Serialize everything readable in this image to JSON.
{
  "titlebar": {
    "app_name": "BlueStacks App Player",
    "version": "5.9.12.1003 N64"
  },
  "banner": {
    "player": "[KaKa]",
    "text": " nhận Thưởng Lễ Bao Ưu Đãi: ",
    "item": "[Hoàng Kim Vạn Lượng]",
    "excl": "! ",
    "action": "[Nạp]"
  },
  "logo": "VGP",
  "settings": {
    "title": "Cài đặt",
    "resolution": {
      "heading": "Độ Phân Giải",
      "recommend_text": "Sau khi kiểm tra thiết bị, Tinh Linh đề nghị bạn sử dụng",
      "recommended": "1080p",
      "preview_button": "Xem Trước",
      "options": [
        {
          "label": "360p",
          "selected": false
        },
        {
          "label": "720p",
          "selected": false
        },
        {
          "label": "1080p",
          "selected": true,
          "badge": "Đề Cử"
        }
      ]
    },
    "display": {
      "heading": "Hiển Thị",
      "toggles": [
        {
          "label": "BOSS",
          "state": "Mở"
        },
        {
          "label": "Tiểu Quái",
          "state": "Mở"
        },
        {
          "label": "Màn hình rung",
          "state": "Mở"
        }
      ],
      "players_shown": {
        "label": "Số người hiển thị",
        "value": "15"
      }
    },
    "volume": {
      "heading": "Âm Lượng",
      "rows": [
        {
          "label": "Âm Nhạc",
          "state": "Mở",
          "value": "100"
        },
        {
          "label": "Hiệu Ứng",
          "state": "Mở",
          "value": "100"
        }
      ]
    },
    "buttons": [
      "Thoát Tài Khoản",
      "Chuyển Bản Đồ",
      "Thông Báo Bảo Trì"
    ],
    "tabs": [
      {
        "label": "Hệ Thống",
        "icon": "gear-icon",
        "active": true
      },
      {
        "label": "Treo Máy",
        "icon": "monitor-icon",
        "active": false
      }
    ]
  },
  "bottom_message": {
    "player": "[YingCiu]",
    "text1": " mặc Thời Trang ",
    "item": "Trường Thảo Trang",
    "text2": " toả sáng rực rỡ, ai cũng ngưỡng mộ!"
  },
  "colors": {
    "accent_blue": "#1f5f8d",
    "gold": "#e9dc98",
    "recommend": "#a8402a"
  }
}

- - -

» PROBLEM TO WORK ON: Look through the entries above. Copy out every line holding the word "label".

» ANSWER BOX:
          "label": "360p",
          "label": "720p",
          "label": "1080p",
          "label": "BOSS",
          "label": "Tiểu Quái",
          "label": "Màn hình rung",
        "label": "Số người hiển thị",
          "label": "Âm Nhạc",
          "label": "Hiệu Ứng",
        "label": "Hệ Thống",
        "label": "Treo Máy",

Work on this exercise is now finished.